Volume 2: “Stories of Time” is a broader concept. Because living on earth is living with the stream of timeline, as time goes by, we are growing, changing and also producing so many stories. Timing is telling us so many stories as long as we pay attention closely to listen to and observe on ourselves and others. I wrote them because I hope people can be more aware of the change of their inner world and the whole era.”
Interviewer: Jamie Deer
Writer: Jocelle Koh
Note: The Chinese version of this article was released on Streetvoice Yahoo in collaboration with Jamie Deer.
2016 was the year that Lara released her new single “Where Do We Go” in both English and Chinese. The Lara we know and love today is in fact a little different from the shy, demure girl who was associated with Nan Quan Mama and Jay Chou previously. After a period of rest and reflection, her new single “Where Do We Go” breaks boundaries while truly marking Lara’s return to the industry.
Discussing the general image many held of Lara, perhaps many would have described her as an artist with a unique and sweet voice. Yet in terms of her personality, many viewed her as an ice princess due to her quiet demeanour while present at events and performances. Thus, her vivacious, playful nature came as a shock to interviewer Jamie Deer when Veronin appeared on his live.me livestream. As the interview went on , it seems that her cool image was in fact just a defensive mechanism honed by years of training in the entertainment industry.
“Public figures can easily lose sight of what they are doing, because you will automatically try and analyse other people’s perspective to figure out your next move, and as a result you keep certain things in your heart…actually I’m pretty chatty, but in the past, I always hoped that I could present a perfect image to others.
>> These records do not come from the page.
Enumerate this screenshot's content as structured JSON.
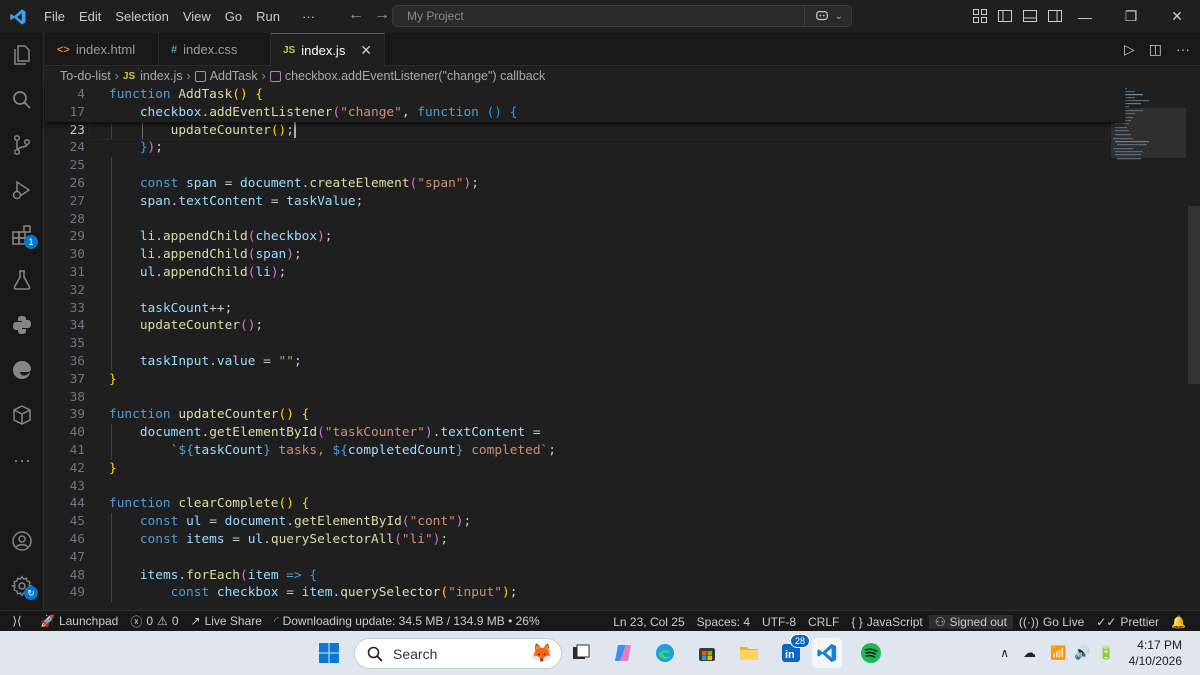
{
  "menu": [
    "File",
    "Edit",
    "Selection",
    "View",
    "Go",
    "Run"
  ],
  "menu_more": "···",
  "command_center": {
    "placeholder": "My Project"
  },
  "tabs": [
    {
      "icon": "<>",
      "label": "index.html",
      "active": false
    },
    {
      "icon": "#",
      "label": "index.css",
      "active": false
    },
    {
      "icon": "JS",
      "label": "index.js",
      "active": true
    }
  ],
  "breadcrumb": {
    "folder": "To-do-list",
    "file_icon": "JS",
    "file": "index.js",
    "symbol1": "AddTask",
    "symbol2": "checkbox.addEventListener(\"change\") callback"
  },
  "activity_badge": "1",
  "code_lines": [
    {
      "n": "4",
      "sticky": true,
      "tokens": [
        [
          "kw",
          "function "
        ],
        [
          "fn",
          "AddTask"
        ],
        [
          "br1",
          "() {"
        ]
      ]
    },
    {
      "n": "17",
      "sticky": true,
      "tokens": [
        [
          "plain",
          "    "
        ],
        [
          "var",
          "checkbox"
        ],
        [
          "plain",
          "."
        ],
        [
          "fn",
          "addEventListener"
        ],
        [
          "br2",
          "("
        ],
        [
          "str",
          "\"change\""
        ],
        [
          "plain",
          ", "
        ],
        [
          "kw",
          "function "
        ],
        [
          "br3",
          "() {"
        ]
      ]
    },
    {
      "n": "23",
      "current": true,
      "tokens": [
        [
          "plain",
          "        "
        ],
        [
          "fn",
          "updateCounter"
        ],
        [
          "br1",
          "()"
        ],
        [
          "plain",
          ";"
        ]
      ]
    },
    {
      "n": "24",
      "tokens": [
        [
          "plain",
          "    "
        ],
        [
          "br3",
          "}"
        ],
        [
          "br2",
          ")"
        ],
        [
          "plain",
          ";"
        ]
      ]
    },
    {
      "n": "25",
      "tokens": []
    },
    {
      "n": "26",
      "tokens": [
        [
          "plain",
          "    "
        ],
        [
          "kw",
          "const "
        ],
        [
          "var",
          "span"
        ],
        [
          "plain",
          " = "
        ],
        [
          "var",
          "document"
        ],
        [
          "plain",
          "."
        ],
        [
          "fn",
          "createElement"
        ],
        [
          "br2",
          "("
        ],
        [
          "str",
          "\"span\""
        ],
        [
          "br2",
          ")"
        ],
        [
          "plain",
          ";"
        ]
      ]
    },
    {
      "n": "27",
      "tokens": [
        [
          "plain",
          "    "
        ],
        [
          "var",
          "span"
        ],
        [
          "plain",
          "."
        ],
        [
          "var",
          "textContent"
        ],
        [
          "plain",
          " = "
        ],
        [
          "var",
          "taskValue"
        ],
        [
          "plain",
          ";"
        ]
      ]
    },
    {
      "n": "28",
      "tokens": []
    },
    {
      "n": "29",
      "tokens": [
        [
          "plain",
          "    "
        ],
        [
          "var",
          "li"
        ],
        [
          "plain",
          "."
        ],
        [
          "fn",
          "appendChild"
        ],
        [
          "br2",
          "("
        ],
        [
          "var",
          "checkbox"
        ],
        [
          "br2",
          ")"
        ],
        [
          "plain",
          ";"
        ]
      ]
    },
    {
      "n": "30",
      "tokens": [
        [
          "plain",
          "    "
        ],
        [
          "var",
          "li"
        ],
        [
          "plain",
          "."
        ],
        [
          "fn",
          "appendChild"
        ],
        [
          "br2",
          "("
        ],
        [
          "var",
          "span"
        ],
        [
          "br2",
          ")"
        ],
        [
          "plain",
          ";"
        ]
      ]
    },
    {
      "n": "31",
      "tokens": [
        [
          "plain",
          "    "
        ],
        [
          "var",
          "ul"
        ],
        [
          "plain",
          "."
        ],
        [
          "fn",
          "appendChild"
        ],
        [
          "br2",
          "("
        ],
        [
          "var",
          "li"
        ],
        [
          "br2",
          ")"
        ],
        [
          "plain",
          ";"
        ]
      ]
    },
    {
      "n": "32",
      "tokens": []
    },
    {
      "n": "33",
      "tokens": [
        [
          "plain",
          "    "
        ],
        [
          "var",
          "taskCount"
        ],
        [
          "plain",
          "++;"
        ]
      ]
    },
    {
      "n": "34",
      "tokens": [
        [
          "plain",
          "    "
        ],
        [
          "fn",
          "updateCounter"
        ],
        [
          "br2",
          "()"
        ],
        [
          "plain",
          ";"
        ]
      ]
    },
    {
      "n": "35",
      "tokens": []
    },
    {
      "n": "36",
      "tokens": [
        [
          "plain",
          "    "
        ],
        [
          "var",
          "taskInput"
        ],
        [
          "plain",
          "."
        ],
        [
          "var",
          "value"
        ],
        [
          "plain",
          " = "
        ],
        [
          "str",
          "\"\""
        ],
        [
          "plain",
          ";"
        ]
      ]
    },
    {
      "n": "37",
      "tokens": [
        [
          "br1",
          "}"
        ]
      ]
    },
    {
      "n": "38",
      "tokens": []
    },
    {
      "n": "39",
      "tokens": [
        [
          "kw",
          "function "
        ],
        [
          "fn",
          "updateCounter"
        ],
        [
          "br1",
          "() {"
        ]
      ]
    },
    {
      "n": "40",
      "tokens": [
        [
          "plain",
          "    "
        ],
        [
          "var",
          "document"
        ],
        [
          "plain",
          "."
        ],
        [
          "fn",
          "getElementById"
        ],
        [
          "br2",
          "("
        ],
        [
          "str",
          "\"taskCounter\""
        ],
        [
          "br2",
          ")"
        ],
        [
          "plain",
          "."
        ],
        [
          "var",
          "textContent"
        ],
        [
          "plain",
          " ="
        ]
      ]
    },
    {
      "n": "41",
      "tokens": [
        [
          "plain",
          "        "
        ],
        [
          "str",
          "`"
        ],
        [
          "kw",
          "${"
        ],
        [
          "var",
          "taskCount"
        ],
        [
          "kw",
          "}"
        ],
        [
          "str",
          " tasks, "
        ],
        [
          "kw",
          "${"
        ],
        [
          "var",
          "completedCount"
        ],
        [
          "kw",
          "}"
        ],
        [
          "str",
          " completed`"
        ],
        [
          "plain",
          ";"
        ]
      ]
    },
    {
      "n": "42",
      "tokens": [
        [
          "br1",
          "}"
        ]
      ]
    },
    {
      "n": "43",
      "tokens": []
    },
    {
      "n": "44",
      "tokens": [
        [
          "kw",
          "function "
        ],
        [
          "fn",
          "clearComplete"
        ],
        [
          "br1",
          "() {"
        ]
      ]
    },
    {
      "n": "45",
      "tokens": [
        [
          "plain",
          "    "
        ],
        [
          "kw",
          "const "
        ],
        [
          "var",
          "ul"
        ],
        [
          "plain",
          " = "
        ],
        [
          "var",
          "document"
        ],
        [
          "plain",
          "."
        ],
        [
          "fn",
          "getElementById"
        ],
        [
          "br2",
          "("
        ],
        [
          "str",
          "\"cont\""
        ],
        [
          "br2",
          ")"
        ],
        [
          "plain",
          ";"
        ]
      ]
    },
    {
      "n": "46",
      "tokens": [
        [
          "plain",
          "    "
        ],
        [
          "kw",
          "const "
        ],
        [
          "var",
          "items"
        ],
        [
          "plain",
          " = "
        ],
        [
          "var",
          "ul"
        ],
        [
          "plain",
          "."
        ],
        [
          "fn",
          "querySelectorAll"
        ],
        [
          "br2",
          "("
        ],
        [
          "str",
          "\"li\""
        ],
        [
          "br2",
          ")"
        ],
        [
          "plain",
          ";"
        ]
      ]
    },
    {
      "n": "47",
      "tokens": []
    },
    {
      "n": "48",
      "tokens": [
        [
          "plain",
          "    "
        ],
        [
          "var",
          "items"
        ],
        [
          "plain",
          "."
        ],
        [
          "fn",
          "forEach"
        ],
        [
          "br2",
          "("
        ],
        [
          "var",
          "item"
        ],
        [
          "plain",
          " "
        ],
        [
          "kw",
          "=>"
        ],
        [
          "plain",
          " "
        ],
        [
          "br3",
          "{"
        ]
      ]
    },
    {
      "n": "49",
      "tokens": [
        [
          "plain",
          "        "
        ],
        [
          "kw",
          "const "
        ],
        [
          "var",
          "checkbox"
        ],
        [
          "plain",
          " = "
        ],
        [
          "var",
          "item"
        ],
        [
          "plain",
          "."
        ],
        [
          "fn",
          "querySelector"
        ],
        [
          "br1",
          "("
        ],
        [
          "str",
          "\"input\""
        ],
        [
          "br1",
          ")"
        ],
        [
          "plain",
          ";"
        ]
      ]
    }
  ],
  "statusbar": {
    "launchpad": "Launchpad",
    "errors": "0",
    "warnings": "0",
    "live_share": "Live Share",
    "download": "Downloading update: 34.5 MB / 134.9 MB • 26%",
    "position": "Ln 23, Col 25",
    "spaces": "Spaces: 4",
    "encoding": "UTF-8",
    "eol": "CRLF",
    "language": "JavaScript",
    "account": "Signed out",
    "go_live": "Go Live",
    "prettier": "Prettier"
  },
  "taskbar": {
    "search": "Search",
    "linkedin_badge": "28",
    "time": "4:17 PM",
    "date": "4/10/2026"
  },
  "colors": {
    "accent": "#0078d4",
    "keyword": "#569cd6",
    "function": "#dcdcaa",
    "variable": "#9cdcfe",
    "string": "#ce9178"
  }
}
But now I guess everyone more or less knows the truth (laughs).”
Get your fix of exclusive interviews with up-and-coming Asian artists, and special long-form content, all in English in our Features section.